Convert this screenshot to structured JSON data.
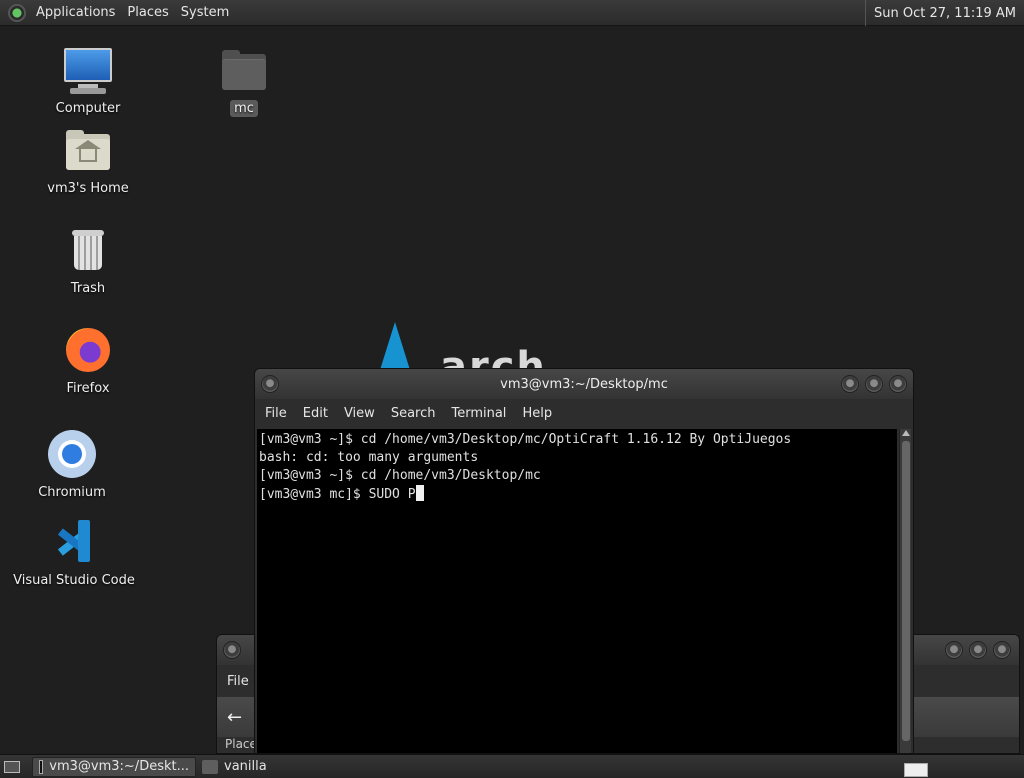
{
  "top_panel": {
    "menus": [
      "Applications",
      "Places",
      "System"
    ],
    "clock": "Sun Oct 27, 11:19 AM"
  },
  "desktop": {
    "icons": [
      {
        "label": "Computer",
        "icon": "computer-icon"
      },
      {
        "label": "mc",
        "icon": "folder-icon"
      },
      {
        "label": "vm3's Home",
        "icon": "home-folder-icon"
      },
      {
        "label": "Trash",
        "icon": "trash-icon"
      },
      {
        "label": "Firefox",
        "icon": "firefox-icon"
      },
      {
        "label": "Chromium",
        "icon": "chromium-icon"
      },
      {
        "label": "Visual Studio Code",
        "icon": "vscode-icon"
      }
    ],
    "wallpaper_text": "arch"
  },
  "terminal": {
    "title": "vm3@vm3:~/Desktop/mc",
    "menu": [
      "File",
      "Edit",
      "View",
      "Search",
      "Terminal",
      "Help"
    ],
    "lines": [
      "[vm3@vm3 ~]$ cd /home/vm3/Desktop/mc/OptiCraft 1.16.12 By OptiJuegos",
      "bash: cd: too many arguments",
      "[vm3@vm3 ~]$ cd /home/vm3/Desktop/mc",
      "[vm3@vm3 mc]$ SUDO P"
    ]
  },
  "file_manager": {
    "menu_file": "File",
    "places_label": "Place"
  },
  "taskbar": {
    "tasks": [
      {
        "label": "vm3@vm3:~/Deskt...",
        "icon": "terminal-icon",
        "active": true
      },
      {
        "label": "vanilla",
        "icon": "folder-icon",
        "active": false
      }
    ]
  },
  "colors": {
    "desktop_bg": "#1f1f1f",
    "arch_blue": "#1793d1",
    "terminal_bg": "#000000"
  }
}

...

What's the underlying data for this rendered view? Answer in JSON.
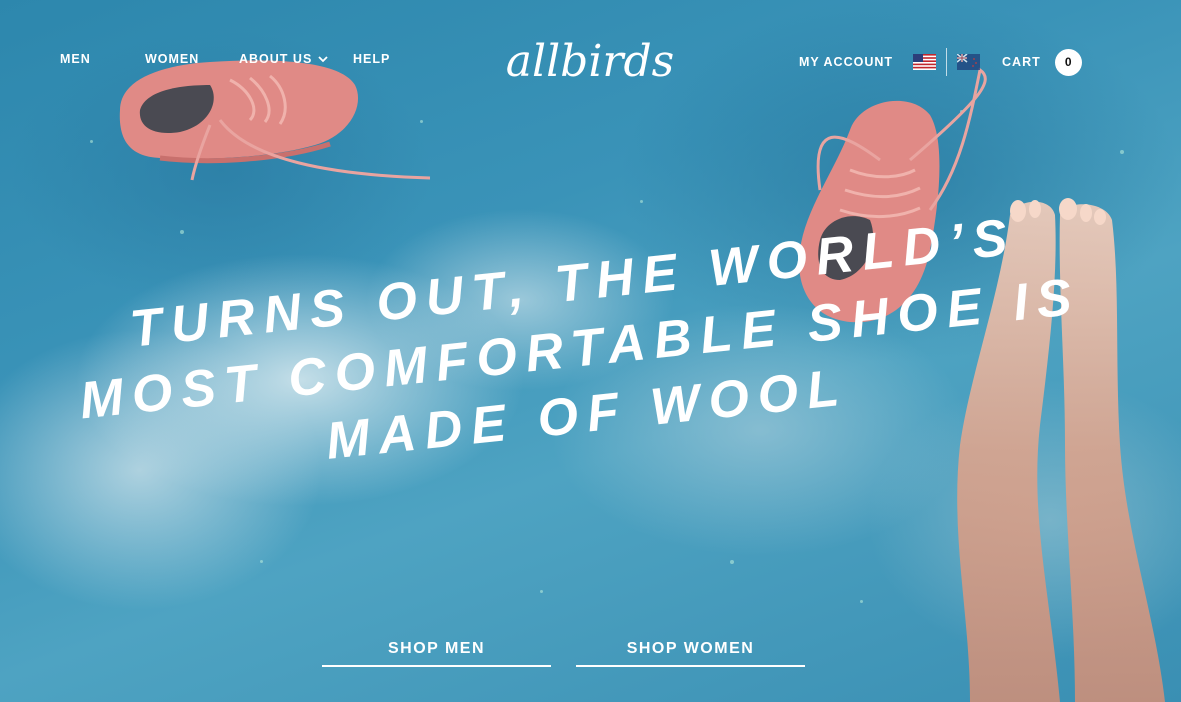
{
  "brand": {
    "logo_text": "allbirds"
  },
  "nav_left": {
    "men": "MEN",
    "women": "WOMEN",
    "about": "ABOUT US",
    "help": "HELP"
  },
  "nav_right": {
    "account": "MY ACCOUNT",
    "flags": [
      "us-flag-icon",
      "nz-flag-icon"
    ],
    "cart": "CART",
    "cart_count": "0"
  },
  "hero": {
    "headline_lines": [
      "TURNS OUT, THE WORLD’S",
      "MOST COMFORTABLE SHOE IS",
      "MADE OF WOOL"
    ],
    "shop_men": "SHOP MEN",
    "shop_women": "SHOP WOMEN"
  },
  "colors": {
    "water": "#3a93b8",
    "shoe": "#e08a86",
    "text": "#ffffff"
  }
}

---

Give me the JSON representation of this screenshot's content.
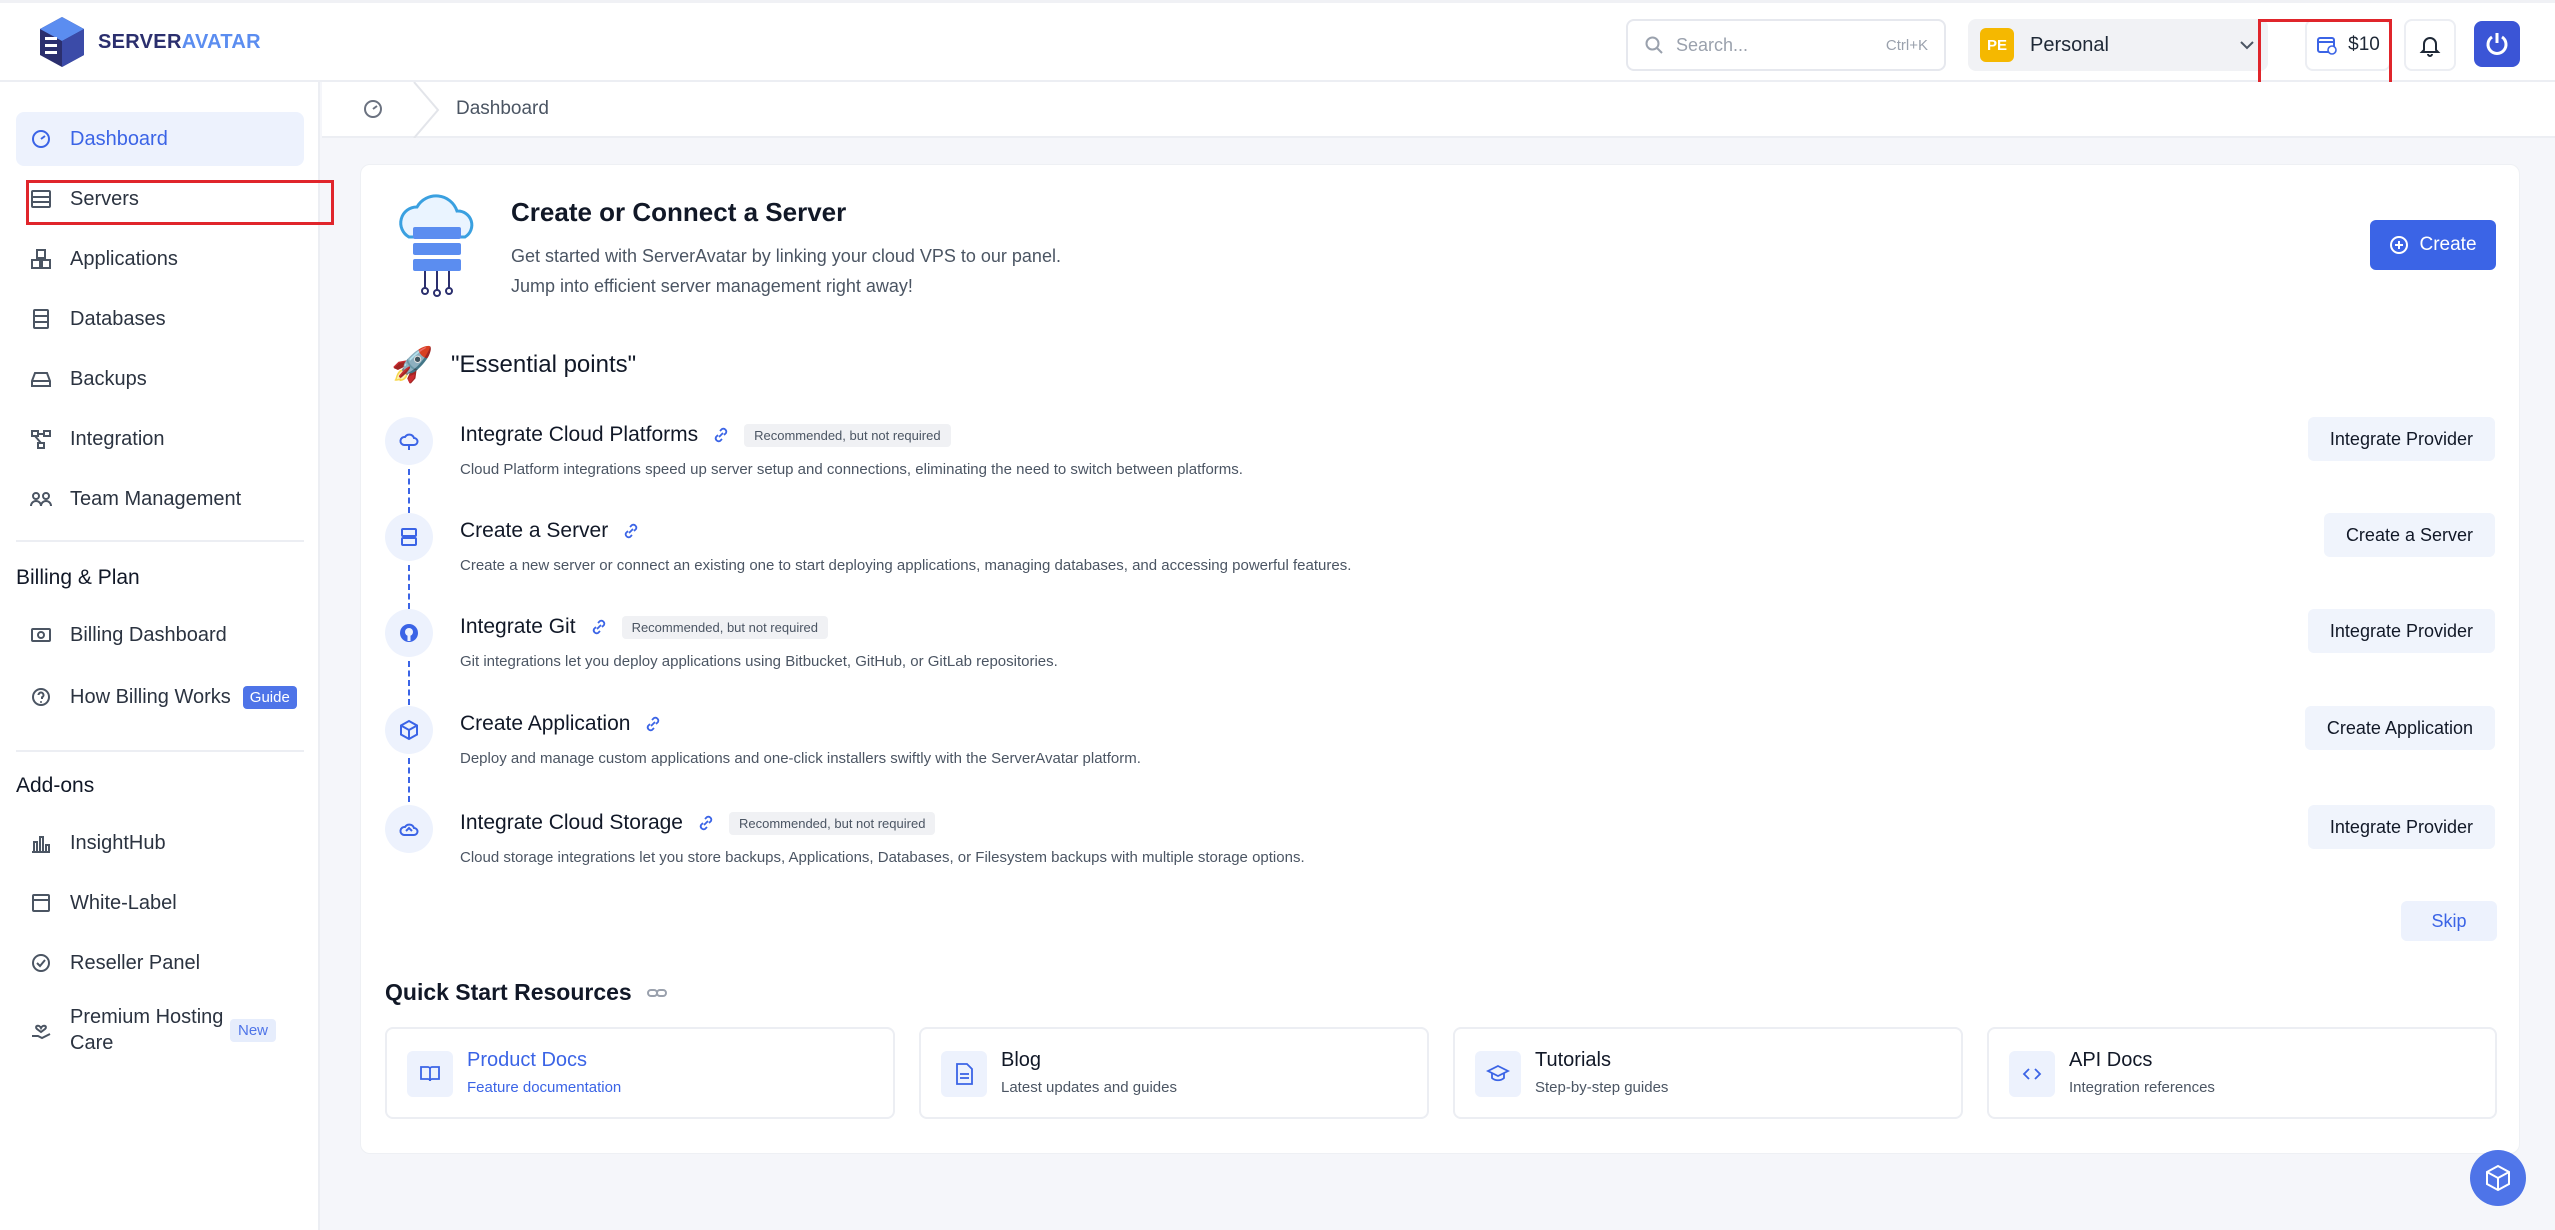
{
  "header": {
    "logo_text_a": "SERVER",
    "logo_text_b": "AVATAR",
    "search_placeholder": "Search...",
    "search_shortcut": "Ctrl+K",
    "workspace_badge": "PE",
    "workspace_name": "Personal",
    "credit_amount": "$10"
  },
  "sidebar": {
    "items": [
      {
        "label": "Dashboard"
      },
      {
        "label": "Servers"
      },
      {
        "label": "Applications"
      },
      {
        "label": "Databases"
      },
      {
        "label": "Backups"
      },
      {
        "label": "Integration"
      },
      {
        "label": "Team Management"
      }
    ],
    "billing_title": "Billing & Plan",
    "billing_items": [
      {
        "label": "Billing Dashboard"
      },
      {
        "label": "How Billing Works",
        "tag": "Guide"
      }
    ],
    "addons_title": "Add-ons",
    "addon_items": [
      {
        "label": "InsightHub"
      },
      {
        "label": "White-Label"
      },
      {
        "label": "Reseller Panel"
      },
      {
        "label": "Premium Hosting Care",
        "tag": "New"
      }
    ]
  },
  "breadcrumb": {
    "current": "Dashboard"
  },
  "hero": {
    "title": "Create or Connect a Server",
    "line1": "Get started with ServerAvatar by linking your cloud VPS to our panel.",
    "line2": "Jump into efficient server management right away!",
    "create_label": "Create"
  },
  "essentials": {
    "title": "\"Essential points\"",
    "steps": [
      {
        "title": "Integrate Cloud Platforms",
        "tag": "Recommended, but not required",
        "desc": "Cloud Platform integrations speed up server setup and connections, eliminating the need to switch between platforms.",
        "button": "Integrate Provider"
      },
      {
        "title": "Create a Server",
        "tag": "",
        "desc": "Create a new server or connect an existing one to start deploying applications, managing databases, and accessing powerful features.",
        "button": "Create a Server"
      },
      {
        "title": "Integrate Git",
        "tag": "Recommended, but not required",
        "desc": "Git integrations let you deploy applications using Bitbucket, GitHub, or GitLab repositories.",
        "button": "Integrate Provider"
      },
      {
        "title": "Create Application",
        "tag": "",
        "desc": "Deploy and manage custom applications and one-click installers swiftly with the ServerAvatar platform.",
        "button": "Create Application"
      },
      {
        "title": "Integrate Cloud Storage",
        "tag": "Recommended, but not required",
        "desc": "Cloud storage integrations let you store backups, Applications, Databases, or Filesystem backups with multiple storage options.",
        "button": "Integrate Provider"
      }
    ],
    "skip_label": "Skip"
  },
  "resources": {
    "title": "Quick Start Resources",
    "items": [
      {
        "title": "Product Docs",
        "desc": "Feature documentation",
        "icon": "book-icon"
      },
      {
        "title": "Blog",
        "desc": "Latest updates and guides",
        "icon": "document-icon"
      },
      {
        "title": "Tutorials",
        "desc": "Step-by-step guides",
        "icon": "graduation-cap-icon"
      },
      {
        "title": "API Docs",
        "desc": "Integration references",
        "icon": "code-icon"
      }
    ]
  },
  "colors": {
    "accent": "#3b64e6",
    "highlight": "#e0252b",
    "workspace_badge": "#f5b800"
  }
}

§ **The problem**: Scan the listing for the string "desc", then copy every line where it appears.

§ **Completed task**:
        "desc": "Cloud Platform integrations speed up server setup and connections, eliminating the need to switch between platforms.",
        "desc": "Create a new server or connect an existing one to start deploying applications, managing databases, and accessing powerful features.",
        "desc": "Git integrations let you deploy applications using Bitbucket, GitHub, or GitLab repositories.",
        "desc": "Deploy and manage custom applications and one-click installers swiftly with the ServerAvatar platform.",
        "desc": "Cloud storage integrations let you store backups, Applications, Databases, or Filesystem backups with multiple storage options.",
        "desc": "Feature documentation",
        "desc": "Latest updates and guides",
        "desc": "Step-by-step guides",
        "desc": "Integration references",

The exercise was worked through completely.